For example, creationists argue that evolution is all part of a grand strategy to secularize society and eliminate God from our schools. Before we all know it, we'll be getting tattooed with the number of the beast and the end times will commence. The folks against genetically modified foods deeply mistrust anything put out by Big Ag companies like Monsanto and that mistrust extends to the scientific community as well. And finally, the average climate change doubter on the street usually doesn't care about the science - it's too abstract and far off to matter to them - what they care about is higher taxes to support Big Government's policies to impose socialism on society.

These are just a few of the ways people wiggle out of any in-depth discussion of a scientific issue. As I mentioned before, most of us are laymen when discussing most things outside our areas of expertise. To live in this kind of information environment requires two things: First, you need intellectual humility. Sometimes just admit what you don't know and leave it at that. If there are reasons for you to care, make sure you've studied the issue thoroughly before coming to any tentative conclusions. And then, be ready to shift with the facts. Don't build a fortress around your opinion and then fight to the death defending it. If your opinion diverges from the scientific consensus, look very carefully at what your real motivations are. Those motivations may stem from different public policy priorities, and that's OK, but be honest about it. For example, you may think climate change is real, but it's not a problem you'll have to deal with in your lifetime, and therefore don't want to support costly policies to deal with climate change now. Just say that. Don't say it's all a hoax or a grand socialist conspiracy. It's not.

Second, and this is the one many will have trouble with: default to the scientific consensus until you take the time to disprove its claims. Unless you yourself are an expert in the relevant field, that will be very hard to do. Really, they are the experts and there are almost never any real conspiracies.
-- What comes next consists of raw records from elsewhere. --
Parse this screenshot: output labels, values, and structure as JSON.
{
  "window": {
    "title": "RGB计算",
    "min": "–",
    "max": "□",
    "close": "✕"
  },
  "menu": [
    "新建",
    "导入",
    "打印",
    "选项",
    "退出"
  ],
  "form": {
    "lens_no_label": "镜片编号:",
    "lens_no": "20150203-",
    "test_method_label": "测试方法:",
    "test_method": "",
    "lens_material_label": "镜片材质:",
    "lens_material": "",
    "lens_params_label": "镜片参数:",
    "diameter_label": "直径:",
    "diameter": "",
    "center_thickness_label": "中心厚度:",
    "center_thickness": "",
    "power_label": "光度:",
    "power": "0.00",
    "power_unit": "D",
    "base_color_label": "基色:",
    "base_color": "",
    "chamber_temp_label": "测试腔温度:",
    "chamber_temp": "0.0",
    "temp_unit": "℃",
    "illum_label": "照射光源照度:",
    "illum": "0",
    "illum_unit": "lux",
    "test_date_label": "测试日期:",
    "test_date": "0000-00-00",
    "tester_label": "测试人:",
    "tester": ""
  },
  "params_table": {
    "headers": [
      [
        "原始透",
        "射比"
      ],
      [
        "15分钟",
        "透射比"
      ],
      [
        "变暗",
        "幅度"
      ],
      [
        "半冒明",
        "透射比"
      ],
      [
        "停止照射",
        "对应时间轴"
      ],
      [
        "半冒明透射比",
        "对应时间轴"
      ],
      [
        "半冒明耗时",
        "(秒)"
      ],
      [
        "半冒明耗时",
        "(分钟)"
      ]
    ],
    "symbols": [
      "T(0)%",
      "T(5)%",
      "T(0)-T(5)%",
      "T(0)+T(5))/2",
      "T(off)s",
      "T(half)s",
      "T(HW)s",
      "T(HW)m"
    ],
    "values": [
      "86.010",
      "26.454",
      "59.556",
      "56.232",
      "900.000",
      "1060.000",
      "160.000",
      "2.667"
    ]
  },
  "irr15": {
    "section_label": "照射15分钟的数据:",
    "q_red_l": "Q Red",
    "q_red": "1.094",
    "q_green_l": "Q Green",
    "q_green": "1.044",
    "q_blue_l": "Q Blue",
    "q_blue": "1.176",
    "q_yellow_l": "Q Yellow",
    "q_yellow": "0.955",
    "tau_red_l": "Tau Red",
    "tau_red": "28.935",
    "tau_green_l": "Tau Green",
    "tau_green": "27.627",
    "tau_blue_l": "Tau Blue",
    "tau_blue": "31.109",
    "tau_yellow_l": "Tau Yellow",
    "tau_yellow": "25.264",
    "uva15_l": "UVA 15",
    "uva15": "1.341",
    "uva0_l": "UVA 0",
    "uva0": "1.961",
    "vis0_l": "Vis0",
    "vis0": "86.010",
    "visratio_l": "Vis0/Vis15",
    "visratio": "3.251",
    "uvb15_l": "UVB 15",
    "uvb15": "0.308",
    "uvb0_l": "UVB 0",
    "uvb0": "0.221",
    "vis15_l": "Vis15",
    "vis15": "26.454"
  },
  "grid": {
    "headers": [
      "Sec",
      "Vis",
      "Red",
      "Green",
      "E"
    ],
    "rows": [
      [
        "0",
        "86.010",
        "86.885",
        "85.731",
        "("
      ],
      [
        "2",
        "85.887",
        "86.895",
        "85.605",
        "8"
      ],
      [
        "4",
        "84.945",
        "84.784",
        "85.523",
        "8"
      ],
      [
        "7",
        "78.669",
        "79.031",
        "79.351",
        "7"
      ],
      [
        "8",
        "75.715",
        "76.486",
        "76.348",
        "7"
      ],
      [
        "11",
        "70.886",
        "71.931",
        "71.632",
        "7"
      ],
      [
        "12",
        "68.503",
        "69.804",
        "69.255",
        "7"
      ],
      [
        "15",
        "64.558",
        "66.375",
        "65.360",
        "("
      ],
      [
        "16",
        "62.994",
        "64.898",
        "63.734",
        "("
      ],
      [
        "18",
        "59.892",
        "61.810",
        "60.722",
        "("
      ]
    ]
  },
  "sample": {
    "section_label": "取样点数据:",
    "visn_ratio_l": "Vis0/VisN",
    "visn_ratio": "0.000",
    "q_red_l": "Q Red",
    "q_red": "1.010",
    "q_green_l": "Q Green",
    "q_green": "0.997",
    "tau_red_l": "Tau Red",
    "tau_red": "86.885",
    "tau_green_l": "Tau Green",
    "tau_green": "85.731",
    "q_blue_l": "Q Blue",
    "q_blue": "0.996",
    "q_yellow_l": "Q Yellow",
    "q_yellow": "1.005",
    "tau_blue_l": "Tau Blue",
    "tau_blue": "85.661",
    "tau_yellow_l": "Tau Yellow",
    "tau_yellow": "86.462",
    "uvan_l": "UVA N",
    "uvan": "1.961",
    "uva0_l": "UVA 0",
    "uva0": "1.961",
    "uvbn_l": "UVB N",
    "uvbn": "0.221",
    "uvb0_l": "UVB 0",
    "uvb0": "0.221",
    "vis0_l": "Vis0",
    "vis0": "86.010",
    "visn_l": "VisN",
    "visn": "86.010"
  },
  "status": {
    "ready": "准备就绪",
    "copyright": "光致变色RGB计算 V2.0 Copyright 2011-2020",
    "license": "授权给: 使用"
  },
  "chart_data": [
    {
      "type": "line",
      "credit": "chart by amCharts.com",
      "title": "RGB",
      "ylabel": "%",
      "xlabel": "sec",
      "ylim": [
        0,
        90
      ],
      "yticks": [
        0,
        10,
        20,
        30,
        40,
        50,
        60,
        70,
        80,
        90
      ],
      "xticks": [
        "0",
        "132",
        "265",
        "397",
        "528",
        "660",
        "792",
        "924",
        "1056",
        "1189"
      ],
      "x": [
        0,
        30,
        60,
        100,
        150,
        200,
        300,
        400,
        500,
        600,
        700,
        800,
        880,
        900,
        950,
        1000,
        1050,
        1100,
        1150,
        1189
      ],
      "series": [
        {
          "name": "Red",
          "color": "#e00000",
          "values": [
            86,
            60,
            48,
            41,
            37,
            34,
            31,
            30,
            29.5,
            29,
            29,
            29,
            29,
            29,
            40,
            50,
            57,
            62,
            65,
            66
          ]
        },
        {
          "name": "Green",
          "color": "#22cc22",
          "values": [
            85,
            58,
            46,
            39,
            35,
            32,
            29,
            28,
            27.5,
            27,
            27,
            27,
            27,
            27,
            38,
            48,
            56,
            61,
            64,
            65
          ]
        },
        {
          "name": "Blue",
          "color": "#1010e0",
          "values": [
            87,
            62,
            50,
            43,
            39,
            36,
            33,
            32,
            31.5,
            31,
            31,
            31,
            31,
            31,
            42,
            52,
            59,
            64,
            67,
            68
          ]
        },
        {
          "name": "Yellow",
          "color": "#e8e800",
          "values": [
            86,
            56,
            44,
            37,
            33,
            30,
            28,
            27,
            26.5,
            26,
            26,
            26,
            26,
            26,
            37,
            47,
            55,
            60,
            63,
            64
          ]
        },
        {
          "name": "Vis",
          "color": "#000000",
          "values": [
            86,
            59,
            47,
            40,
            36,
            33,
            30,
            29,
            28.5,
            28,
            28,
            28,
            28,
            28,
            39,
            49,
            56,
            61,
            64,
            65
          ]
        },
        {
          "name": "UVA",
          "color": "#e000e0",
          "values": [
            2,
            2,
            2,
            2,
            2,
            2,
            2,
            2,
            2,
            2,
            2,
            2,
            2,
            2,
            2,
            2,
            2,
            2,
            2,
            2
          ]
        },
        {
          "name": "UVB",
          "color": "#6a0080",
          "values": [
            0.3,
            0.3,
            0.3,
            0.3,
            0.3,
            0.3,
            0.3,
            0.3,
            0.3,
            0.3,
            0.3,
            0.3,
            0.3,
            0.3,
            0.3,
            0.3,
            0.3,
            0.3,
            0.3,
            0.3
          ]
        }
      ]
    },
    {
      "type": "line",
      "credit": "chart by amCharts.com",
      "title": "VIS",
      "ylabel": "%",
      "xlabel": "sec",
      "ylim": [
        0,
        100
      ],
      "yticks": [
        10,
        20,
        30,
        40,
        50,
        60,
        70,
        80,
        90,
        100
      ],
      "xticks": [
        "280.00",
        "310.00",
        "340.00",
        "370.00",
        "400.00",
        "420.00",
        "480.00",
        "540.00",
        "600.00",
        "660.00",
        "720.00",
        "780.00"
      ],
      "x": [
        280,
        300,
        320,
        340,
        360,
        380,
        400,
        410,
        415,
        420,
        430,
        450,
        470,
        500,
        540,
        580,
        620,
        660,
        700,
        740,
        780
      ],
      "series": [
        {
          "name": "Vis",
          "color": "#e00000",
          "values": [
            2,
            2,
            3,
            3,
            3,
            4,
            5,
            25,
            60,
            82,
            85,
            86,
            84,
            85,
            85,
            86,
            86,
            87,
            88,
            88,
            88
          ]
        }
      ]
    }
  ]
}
Yes, scientists may get it wrong on occasion, but most work in a good-faith effort to give us the most sound explanations based on the best scientific evidence available. Fortunately, science self-corrects when the evidence shifts. Plus, it takes effort and time to get smart in topics that can be abstract and complicated to non-experts, and most of us don't have the time nor the inclination to dive into the intricacies of the evidence. If you are inclined to disagree, then, by all means, jump into the debate, but look at the best arguments from both sides before reaching any conclusions. Otherwise, sit it out and defer to the experts.

For the fun of it, watch this serious video arguing that the earth is flat, followed by a video debunking it. Listen to the narrator in the first video talk about his brave intellectual journey to the truth of the flat earth. And then watch the second video deconstructing the first video, claim by claim. Now, this is an extreme example, but it shows what can happen when non-experts rely entirely on their intuitions to make sense of the world. Anyway, it shows how people can convince themselves of some pretty odd things when they want to. If you made it this far, thanks for taking the time to read my blog.


9 views